• Work item: In every line of the records, look for "amount", then report how many lines have it and nothing else.

(Collection entries)
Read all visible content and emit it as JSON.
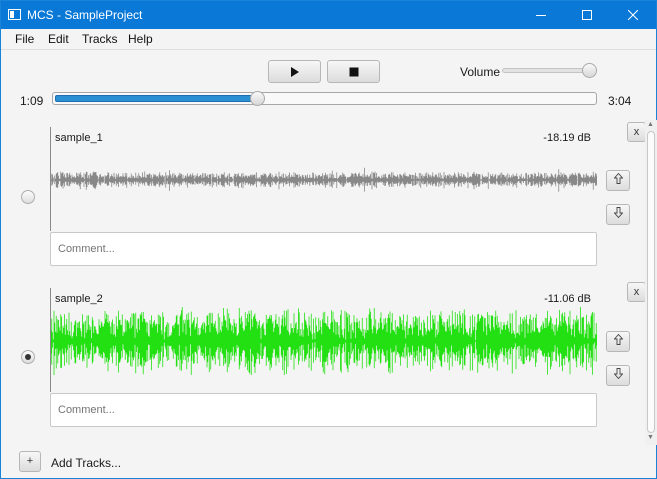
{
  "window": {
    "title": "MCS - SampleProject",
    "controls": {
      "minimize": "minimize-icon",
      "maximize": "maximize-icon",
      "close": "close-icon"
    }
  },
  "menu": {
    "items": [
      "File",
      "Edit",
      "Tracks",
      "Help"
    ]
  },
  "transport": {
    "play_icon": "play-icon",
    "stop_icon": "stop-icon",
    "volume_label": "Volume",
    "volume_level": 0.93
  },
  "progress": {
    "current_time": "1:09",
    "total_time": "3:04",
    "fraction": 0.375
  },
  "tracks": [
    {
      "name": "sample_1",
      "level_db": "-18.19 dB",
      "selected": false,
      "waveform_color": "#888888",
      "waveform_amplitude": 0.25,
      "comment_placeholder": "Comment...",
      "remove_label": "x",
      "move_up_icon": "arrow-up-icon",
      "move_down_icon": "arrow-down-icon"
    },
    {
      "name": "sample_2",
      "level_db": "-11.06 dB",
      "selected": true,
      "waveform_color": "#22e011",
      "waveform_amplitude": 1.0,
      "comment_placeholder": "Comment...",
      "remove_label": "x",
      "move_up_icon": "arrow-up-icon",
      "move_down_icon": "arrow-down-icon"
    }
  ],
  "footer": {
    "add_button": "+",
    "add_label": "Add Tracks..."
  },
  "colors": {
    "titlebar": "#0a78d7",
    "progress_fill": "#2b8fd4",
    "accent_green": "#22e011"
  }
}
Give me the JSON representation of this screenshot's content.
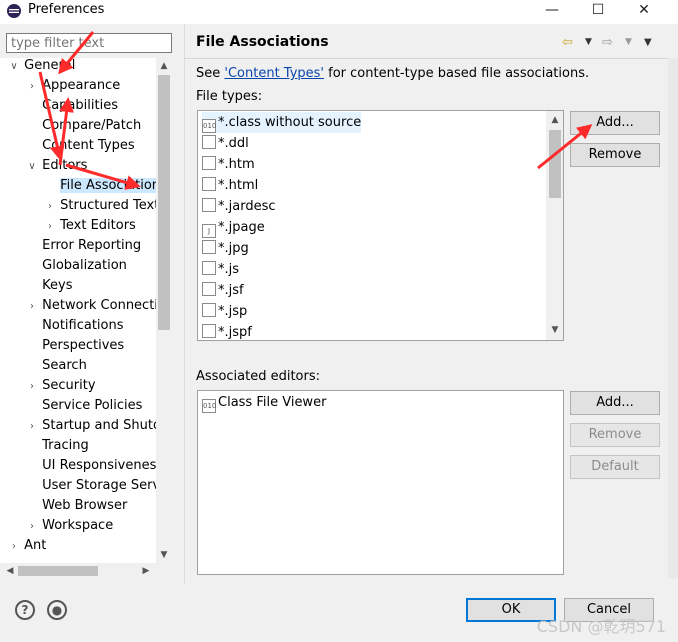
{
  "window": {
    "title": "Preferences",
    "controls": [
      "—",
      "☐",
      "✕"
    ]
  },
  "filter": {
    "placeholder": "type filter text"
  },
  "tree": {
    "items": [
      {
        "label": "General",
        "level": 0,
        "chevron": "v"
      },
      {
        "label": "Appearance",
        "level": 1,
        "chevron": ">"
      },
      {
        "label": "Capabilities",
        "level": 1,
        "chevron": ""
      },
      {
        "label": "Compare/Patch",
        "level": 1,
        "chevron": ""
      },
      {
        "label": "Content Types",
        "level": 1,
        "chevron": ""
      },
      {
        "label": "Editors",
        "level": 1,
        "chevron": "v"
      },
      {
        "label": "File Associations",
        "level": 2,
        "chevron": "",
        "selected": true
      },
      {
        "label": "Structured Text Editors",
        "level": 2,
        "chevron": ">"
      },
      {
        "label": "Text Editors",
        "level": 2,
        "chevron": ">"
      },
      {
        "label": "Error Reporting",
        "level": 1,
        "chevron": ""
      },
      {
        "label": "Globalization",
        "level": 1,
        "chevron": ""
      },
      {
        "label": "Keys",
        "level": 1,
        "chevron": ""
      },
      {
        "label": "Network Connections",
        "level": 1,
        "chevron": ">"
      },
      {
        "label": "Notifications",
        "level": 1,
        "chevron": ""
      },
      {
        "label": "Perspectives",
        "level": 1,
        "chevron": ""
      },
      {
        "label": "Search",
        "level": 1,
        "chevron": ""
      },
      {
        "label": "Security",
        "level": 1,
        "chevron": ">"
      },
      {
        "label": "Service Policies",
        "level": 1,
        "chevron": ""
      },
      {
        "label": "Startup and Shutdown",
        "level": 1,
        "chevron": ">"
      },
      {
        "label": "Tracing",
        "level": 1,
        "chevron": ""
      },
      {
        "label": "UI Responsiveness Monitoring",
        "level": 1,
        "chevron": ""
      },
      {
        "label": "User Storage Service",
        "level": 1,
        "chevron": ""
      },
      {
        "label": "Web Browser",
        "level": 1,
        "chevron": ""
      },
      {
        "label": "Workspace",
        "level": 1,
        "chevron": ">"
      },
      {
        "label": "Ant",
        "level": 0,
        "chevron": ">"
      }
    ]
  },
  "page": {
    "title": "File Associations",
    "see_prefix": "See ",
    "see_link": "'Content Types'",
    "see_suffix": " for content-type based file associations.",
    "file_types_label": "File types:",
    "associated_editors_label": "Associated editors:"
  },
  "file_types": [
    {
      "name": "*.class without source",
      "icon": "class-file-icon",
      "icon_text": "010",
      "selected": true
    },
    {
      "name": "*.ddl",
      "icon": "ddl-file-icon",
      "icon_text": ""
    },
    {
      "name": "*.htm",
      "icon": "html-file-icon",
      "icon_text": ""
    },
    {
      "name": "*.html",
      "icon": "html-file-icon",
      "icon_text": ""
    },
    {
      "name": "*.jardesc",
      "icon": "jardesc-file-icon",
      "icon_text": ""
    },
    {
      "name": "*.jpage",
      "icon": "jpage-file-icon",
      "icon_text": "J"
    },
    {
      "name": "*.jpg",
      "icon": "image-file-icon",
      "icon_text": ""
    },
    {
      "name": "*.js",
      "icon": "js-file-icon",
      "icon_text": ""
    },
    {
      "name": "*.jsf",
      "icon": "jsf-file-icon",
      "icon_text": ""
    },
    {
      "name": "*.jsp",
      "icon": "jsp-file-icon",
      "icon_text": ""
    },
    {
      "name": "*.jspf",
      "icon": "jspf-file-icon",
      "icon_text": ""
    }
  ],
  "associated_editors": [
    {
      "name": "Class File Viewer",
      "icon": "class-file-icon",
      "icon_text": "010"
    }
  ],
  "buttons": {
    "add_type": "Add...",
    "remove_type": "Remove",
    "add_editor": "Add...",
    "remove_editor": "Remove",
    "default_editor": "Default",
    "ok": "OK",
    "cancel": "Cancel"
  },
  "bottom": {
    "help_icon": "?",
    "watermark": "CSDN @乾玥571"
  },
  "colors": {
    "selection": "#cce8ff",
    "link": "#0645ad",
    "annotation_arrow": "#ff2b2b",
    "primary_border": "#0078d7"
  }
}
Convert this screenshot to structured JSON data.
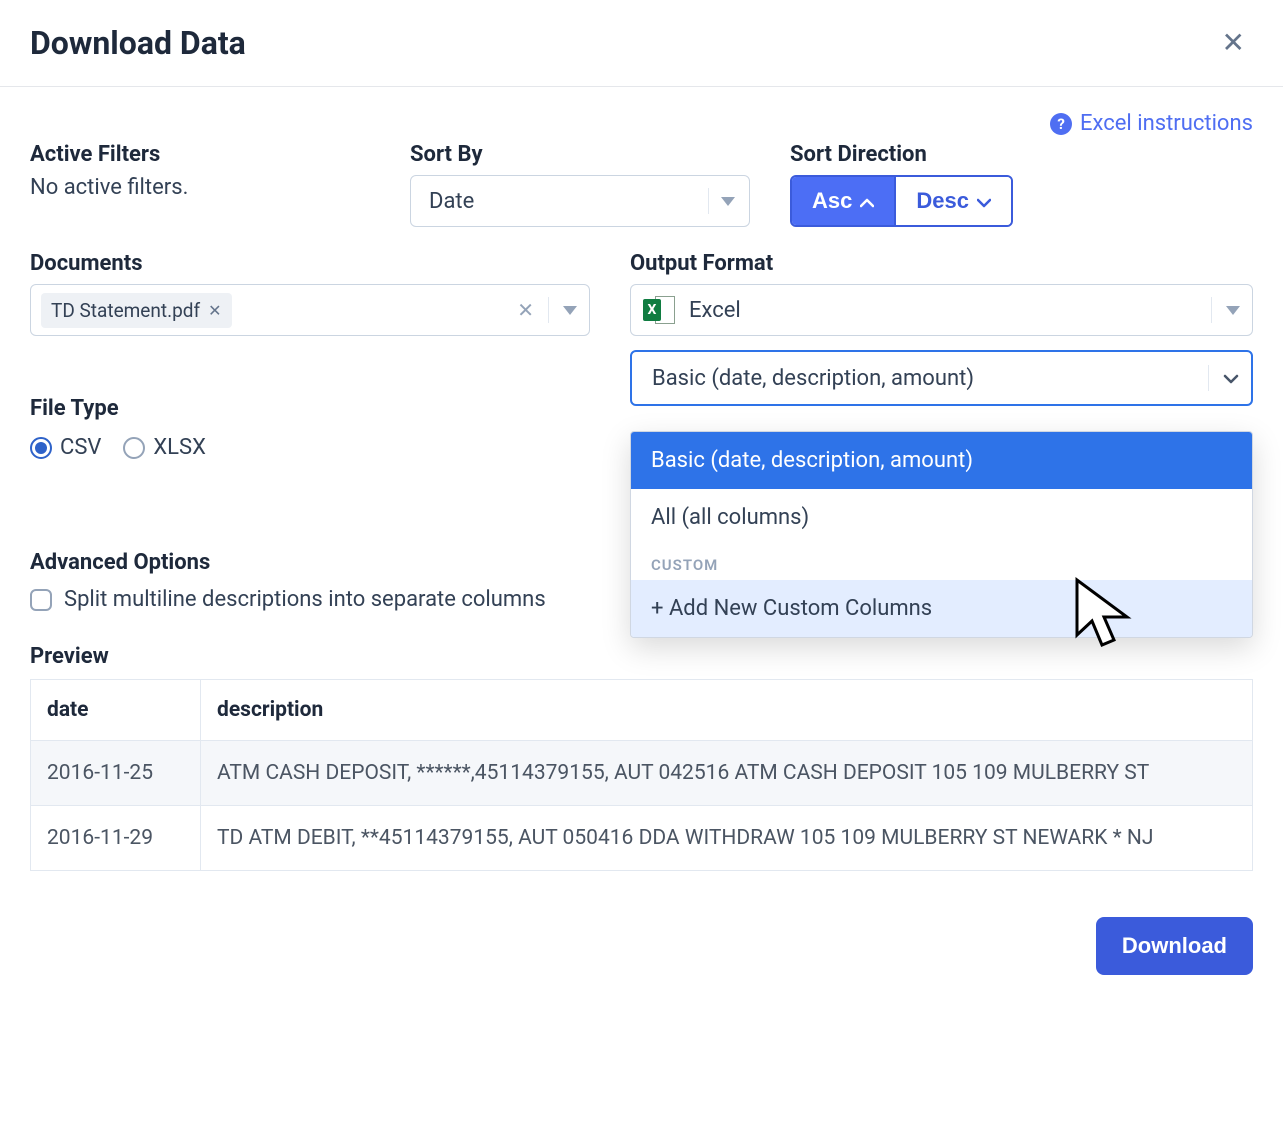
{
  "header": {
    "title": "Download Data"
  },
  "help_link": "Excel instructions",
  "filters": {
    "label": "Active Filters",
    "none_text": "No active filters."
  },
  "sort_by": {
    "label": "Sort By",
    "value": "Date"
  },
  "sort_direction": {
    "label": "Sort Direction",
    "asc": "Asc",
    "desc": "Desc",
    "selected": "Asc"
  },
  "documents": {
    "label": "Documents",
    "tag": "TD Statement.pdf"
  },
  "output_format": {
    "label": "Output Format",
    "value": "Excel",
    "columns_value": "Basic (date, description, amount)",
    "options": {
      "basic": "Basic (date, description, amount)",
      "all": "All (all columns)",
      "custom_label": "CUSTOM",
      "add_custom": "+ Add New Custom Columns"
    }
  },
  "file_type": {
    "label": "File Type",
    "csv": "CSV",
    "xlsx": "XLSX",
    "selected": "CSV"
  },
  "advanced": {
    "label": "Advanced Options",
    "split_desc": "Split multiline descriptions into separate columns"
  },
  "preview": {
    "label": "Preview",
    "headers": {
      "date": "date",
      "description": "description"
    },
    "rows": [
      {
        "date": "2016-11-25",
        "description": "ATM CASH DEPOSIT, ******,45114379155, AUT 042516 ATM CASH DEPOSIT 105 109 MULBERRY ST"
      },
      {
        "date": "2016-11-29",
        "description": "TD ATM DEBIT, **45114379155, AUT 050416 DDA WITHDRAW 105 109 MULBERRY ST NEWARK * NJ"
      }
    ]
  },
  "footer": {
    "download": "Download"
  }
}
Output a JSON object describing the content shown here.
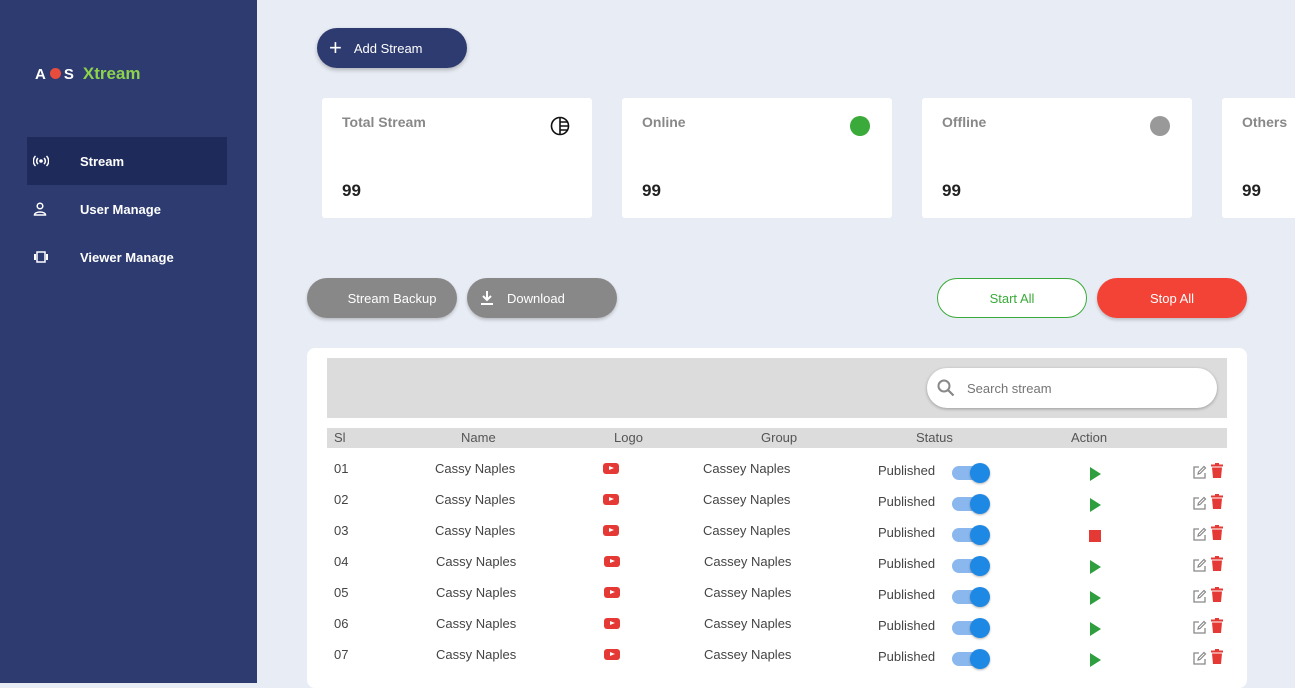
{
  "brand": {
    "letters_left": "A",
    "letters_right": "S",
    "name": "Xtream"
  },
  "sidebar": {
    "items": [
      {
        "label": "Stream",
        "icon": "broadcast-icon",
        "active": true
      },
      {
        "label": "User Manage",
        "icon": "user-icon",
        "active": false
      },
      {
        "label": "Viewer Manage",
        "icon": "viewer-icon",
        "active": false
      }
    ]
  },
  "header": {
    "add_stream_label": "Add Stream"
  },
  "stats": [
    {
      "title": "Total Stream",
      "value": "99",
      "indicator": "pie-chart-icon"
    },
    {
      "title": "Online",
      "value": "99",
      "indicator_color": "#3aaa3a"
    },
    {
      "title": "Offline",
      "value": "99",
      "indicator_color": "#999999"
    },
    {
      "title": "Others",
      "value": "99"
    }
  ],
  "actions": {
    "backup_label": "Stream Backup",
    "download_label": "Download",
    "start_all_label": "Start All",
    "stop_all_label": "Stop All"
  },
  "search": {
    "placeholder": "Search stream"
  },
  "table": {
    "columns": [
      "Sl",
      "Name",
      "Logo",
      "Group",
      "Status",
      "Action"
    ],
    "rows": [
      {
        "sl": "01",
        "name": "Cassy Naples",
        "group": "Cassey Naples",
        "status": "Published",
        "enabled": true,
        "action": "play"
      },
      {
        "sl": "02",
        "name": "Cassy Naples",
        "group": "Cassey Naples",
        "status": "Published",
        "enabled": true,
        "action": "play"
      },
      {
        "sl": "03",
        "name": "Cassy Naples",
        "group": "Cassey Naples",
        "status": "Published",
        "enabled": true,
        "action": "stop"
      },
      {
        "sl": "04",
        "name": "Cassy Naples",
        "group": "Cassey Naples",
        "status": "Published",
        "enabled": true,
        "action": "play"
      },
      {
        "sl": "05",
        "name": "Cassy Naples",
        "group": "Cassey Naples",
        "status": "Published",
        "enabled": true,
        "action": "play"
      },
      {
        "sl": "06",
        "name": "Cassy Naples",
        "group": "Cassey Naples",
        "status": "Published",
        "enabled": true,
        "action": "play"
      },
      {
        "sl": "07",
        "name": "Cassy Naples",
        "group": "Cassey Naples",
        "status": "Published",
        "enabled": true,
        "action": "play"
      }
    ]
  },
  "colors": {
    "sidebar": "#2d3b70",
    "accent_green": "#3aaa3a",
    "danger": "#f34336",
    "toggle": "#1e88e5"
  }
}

• Solution for this problem: 2